3. You turn it around on me. On the occasions I HAVE said something, my past has been thrown in my face. That's to be expected, I suppose, but those who have known me long enough can see the evolution I have made. And you know what? It's old. It's not effective. I know where I am well enough that the argument is invalid. We're talking about the people we are now, and the better people we should become. We're not talking about some dumb ass girl from two or ten years ago.

4. You don't understand. You don't understand the time constraints and responsibilities of adulthood, let alone the effect the intricacies of an individual has on both of them. For example, I have a problem with the fact you call bullshit on my health when I have cried and tried and worked and fallen and gotten back up about it over so many years. You haven't sat with me during a tachycardia attack, walked in on me crying on my floor in visceral pain, listened to me on the phone as I breathe for dear life, or felt the heavy weight of the fatigue I carry every day, yet still push through. I also have a problem with the fact that you don't respect my calendar, as if I'm an asshole for wanting to and making plans well, well in advance. If you make plans for something a week in advance, even then may be too late. I hate I can't be there for you, but if something is important enough that you would like me to be there, make sure you send me a reminder as soon as you think of it. You need to understand my health. You need to understand my calendar. You need to understand everything, and how everything changes when we're adults. With that understanding will come a respect that just isn't there with us right now. What the hell is friendship without respect?
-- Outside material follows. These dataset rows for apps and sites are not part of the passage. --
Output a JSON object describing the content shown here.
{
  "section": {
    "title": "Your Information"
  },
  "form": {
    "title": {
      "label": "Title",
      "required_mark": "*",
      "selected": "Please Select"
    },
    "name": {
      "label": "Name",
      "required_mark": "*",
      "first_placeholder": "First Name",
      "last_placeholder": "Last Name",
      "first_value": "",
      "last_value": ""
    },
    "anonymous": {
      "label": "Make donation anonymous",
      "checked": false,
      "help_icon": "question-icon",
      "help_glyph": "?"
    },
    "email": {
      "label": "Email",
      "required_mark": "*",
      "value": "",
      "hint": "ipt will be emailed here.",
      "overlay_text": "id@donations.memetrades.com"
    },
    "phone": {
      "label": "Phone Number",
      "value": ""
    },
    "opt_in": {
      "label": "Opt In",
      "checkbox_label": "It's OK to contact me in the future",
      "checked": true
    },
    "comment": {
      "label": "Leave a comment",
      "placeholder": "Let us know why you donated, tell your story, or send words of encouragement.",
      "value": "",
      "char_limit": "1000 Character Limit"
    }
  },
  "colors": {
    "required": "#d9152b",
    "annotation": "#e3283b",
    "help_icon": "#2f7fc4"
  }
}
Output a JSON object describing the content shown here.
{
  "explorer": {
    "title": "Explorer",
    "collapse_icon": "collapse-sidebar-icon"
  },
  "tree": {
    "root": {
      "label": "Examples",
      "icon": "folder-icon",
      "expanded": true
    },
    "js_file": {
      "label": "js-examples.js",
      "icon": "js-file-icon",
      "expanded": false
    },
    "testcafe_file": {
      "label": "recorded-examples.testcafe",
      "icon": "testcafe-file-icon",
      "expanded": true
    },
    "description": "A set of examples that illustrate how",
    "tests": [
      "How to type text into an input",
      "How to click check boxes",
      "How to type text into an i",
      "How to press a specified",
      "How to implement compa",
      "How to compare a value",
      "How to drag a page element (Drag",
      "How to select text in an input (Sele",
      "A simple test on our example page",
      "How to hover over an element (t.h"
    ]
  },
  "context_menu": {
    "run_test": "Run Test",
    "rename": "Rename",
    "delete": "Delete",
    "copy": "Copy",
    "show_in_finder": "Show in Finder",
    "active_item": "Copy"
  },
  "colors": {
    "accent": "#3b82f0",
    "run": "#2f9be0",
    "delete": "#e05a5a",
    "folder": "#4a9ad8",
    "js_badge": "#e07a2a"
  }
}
Third things third: I'm sure I have done every single one of these things to you in my past, and for that, I am truly sorry. But I have been on a journey to wholeness for a very long time, and I cannot be whole by perpetuating this bad behavior myself. It has mostly ended for me, but I will say right now: it ends for me all the way today. However, that also means I can't surround myself with people who will not end the cycle themselves. I need to feel whole instead of drained, happy instead of constantly heartbroken. I need to be able to be the full me, and I can't do that unless you do the same.

As I mentioned when I wrote about this before, I've been mourning over this whole change for a really long time. Now I see the only way I can truly move on from my grief, and hopefully see a few of you there on the other side, is to set the truth free. I still love you, Toxic Ones.

Hoping you'll join me for the ride,
(it's gonna be a real honest, but fulfilling one),


  1. It's one of life's difficulties - necessary losses in order to gain. Still - sad when we deal with the grief of losing friends. But their comes a time when the grief of imbalanced relationships does become toxic to your soul, and letting go, so hard! Hugs!

  2. For me, a lot of progress was achieved in accepting the limitations of others. I have a finite amount of caring. Sounds harsh, but it's realistic. I have a certain amount of emotional energy I can expend per day, per year. Sometimes that has to be focused entirely on not killing myself. Sometimes I have enough to spread around to a bunch of different people and their personal issues. Pushing the concerns of others out of your head is definitely an acquired skill, but a necessary one if personal preservation is at stake. It's unfortunate, but there you are.

  3. you just vocalized things that run through my head every day. i love you <3